Dynamic duo takes cycling club to a higher gear
The University of Denver’s Club Cycling program has always been a speedy group, but in 2011 it slipped into a read more…
The University of Denver’s Club Cycling program has always been a speedy group, but in 2011 it slipped into a new — and much faster — gear.
One reason? Some say there are two. And the likelihood of them ever meeting was — well, unlikely.
Rebecca Gross grew up in the ’80s in New Jersey — a little girl riding her bike around the block dodging traffic in the suburbs. On the other side of the country, Matt Lyons was racing his bike through the lush greenery of Oregon’s woods during the ’90s.
Last year their bike paths met in the cycling club.
“Rebecca brings a lot of experience to the team,” says Lyons, the club’s president and a sophomore management major. “Riders usually peak around age 28, and she’s reaching her peak. She’s really good.”
Actually, Gross, who’s earning her master’s in sports psychology, is a tad older: 31.
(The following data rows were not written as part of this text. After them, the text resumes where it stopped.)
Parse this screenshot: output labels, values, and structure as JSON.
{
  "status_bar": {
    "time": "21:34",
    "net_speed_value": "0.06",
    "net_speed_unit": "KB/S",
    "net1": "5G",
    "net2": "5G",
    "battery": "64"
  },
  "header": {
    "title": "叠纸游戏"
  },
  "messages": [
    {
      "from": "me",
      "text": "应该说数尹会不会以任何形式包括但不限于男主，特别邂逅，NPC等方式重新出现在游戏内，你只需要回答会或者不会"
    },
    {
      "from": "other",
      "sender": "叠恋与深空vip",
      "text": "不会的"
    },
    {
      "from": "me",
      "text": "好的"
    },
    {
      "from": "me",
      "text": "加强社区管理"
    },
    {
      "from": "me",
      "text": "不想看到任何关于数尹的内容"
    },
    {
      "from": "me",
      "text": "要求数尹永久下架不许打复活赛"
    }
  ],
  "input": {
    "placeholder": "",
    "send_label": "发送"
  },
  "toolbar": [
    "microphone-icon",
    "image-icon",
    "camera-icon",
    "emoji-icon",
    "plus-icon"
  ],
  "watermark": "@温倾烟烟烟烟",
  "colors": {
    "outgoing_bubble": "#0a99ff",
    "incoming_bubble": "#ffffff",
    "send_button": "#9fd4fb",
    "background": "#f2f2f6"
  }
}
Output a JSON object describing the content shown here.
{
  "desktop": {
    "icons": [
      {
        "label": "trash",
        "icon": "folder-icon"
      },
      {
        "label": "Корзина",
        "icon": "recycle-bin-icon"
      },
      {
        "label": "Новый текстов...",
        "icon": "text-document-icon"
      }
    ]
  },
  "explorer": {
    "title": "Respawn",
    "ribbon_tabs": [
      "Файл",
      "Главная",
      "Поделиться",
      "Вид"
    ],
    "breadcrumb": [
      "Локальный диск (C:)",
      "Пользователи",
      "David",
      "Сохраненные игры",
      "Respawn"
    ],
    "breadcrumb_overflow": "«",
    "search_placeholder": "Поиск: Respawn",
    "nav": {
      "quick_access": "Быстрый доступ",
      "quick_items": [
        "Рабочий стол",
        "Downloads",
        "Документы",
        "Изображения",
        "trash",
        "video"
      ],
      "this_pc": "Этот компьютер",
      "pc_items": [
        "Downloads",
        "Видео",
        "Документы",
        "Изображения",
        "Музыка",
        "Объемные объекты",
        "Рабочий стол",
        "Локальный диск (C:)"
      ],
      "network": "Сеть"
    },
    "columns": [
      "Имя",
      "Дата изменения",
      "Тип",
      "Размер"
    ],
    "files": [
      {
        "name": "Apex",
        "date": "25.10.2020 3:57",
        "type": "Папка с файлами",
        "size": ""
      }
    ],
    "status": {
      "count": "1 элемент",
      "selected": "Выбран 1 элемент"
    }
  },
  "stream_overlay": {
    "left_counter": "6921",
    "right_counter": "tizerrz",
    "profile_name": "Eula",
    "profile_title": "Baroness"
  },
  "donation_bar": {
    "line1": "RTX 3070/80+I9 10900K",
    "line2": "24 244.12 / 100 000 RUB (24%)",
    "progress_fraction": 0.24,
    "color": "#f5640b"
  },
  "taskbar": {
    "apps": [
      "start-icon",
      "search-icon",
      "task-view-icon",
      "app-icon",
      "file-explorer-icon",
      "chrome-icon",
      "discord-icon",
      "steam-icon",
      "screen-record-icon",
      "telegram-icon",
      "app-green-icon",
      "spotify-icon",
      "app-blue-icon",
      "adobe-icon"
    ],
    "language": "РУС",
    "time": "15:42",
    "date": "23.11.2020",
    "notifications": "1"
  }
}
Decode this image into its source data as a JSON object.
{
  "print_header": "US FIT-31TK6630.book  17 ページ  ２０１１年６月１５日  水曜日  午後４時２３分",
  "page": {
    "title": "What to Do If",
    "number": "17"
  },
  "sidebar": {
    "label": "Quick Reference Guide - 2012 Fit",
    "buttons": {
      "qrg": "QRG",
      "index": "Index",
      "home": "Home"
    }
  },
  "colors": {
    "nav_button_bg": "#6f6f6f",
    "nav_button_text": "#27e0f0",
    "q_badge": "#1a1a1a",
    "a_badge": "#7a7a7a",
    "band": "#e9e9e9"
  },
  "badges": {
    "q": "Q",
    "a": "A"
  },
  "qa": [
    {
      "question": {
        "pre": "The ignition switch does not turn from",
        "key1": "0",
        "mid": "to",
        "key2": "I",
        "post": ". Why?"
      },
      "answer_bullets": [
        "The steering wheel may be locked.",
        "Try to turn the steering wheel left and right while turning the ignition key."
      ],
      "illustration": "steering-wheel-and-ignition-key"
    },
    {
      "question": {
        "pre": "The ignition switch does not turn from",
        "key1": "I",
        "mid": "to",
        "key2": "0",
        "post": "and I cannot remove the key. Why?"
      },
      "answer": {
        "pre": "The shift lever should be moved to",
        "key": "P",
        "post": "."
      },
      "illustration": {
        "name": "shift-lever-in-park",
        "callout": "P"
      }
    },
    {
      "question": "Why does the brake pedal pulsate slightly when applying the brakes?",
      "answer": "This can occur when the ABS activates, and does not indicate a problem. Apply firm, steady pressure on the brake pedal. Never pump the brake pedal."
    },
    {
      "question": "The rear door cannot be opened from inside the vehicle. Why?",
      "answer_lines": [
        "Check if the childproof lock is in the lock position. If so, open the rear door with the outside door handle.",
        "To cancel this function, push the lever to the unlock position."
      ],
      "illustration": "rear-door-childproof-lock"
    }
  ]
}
“They call me the team grandma,” Gross says with a laugh. “I’m only 31; it’s not that old. Matt just turned 20, so he’s just a baby.”
But youth is clearly working for Lyons. And if anything, that extra three years has been a plus for Gross. Last fall the two gave DU its first-ever national championship in cycling when they won the short-track division of the USA Cycling 2011 Collegiate Mountain Bike National. Both riders smoked their competition, and strangely, they both won their respective races by exactly 28 seconds. Gross also took second in the event’s cross-country race, as did DU’s Sam Chovan.
Gross and Lyons knew going in they had the goods to win. During the 2011 season, Gross garnered eight first-place finishes in short track and cross-country events throughout Colorado, and Lyons took first in four other road races around Colorado and Wyoming last spring. What’s more, both won the Rocky Mountain Collegiate Cycling Conference in cyclocross.
“We definitely felt like we had a chance to win,” Lyons says. “I thought for sure that Rebecca could win.”
The club began humbly a few years ago when four guys got together wearing yellow shirts with “DU” spelled out in red duct tape on the front. Today, the club has about 30 members (at times membership has reached 60), who train by riding up to 60 miles on weekends. DU covers the team’s travel expenses.
The national championship win has fueled the cycling club’s desire to improve even more, says two-year team member Joe Teynor, a graduate student in accounting.
“Many of us are stoked about it,” Teynor says. “It really is a team sport, and I think [Lyons and Gross] winning is making the team work hard to do better.